Among the main disagreements: Whether the federal government should help cash-strapped cities and states weather the massive economic blow caused by the pandemic. The crisis could cause a $434 billion federal budget shortfall through 2022 under the most severe scenario, which would include a resurgence in the virus and a lack of more stimulus aid, according to Moody's Analytics.
The HEROES Act would have provided more than $400 billion in funding for state and local governments, but Republicans took issue with that aid, including President Donald Trump, who has objected to what he called "bailouts" for states helmed by Democrats.
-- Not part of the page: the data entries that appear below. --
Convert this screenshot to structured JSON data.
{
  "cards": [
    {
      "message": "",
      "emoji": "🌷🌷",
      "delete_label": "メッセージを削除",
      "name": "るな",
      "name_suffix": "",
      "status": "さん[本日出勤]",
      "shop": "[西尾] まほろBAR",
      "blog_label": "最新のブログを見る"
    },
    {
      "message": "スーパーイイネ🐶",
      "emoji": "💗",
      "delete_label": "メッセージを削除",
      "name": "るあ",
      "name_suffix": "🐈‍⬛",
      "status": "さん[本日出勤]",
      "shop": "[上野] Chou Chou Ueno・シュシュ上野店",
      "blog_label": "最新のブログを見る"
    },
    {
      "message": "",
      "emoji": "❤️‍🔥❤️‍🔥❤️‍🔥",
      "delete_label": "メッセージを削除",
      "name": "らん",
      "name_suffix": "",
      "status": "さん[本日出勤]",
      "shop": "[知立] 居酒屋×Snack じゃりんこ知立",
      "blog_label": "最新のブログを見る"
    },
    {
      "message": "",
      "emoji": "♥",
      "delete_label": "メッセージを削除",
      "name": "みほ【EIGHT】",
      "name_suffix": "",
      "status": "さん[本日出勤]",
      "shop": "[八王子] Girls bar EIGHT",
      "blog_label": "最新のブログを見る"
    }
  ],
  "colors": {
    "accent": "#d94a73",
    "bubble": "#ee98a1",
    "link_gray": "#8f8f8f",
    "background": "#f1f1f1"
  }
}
But the fact is many Republican-helmed states and cities are facing budget shortfalls as well, including Ohio and Texas, with the latter staring into a $4.6 billion budget hole.
Democrats and Republicans also remain far apart on the issue of unemployment aid, with Democrats pushing for a renewal of the extra $600 in weekly pay provided under the CARES Act. Republicans have argued that enhanced jobless benefits are too generous and dissuade people from returning to work, despite a lack of economic data that supports the contention.
More certain is that millions of households face deepening financial problems, which are only likely to worsen once aid and protections from the CARES Act expire at the end of the year.
About 6.7 million people could be evicted in the coming months as a federal eviction moratorium ends on December 31 according to a report from the National Low Income Housing Coalition and the University of Arizona. That would approach the number of people who lost their homes to foreclosure during the 2008 financial crisis and ensuing recession.
And almost 12 million jobless workers are slated to be cut off from unemployment aid the day after Christmas, according to an analysis by The Century Foundation, a progressive think tank. That cutoff would reduce total household income by about $19 billion per month, Oxford Economics said, potentially dragging down overall consumer spending as the economy is slowing.
More than 125 economists last month signed an open letter urging lawmakers to earmark for money for stimulus checks.
"Recurring direct payments will help families meet basic needs, boost state and local economies, and speed the recovery," they wrote in the letter. "Cash reaches millions who are struggling economically, including those who don't qualify for unemployment benefits."
—With reporting by The Associated Press.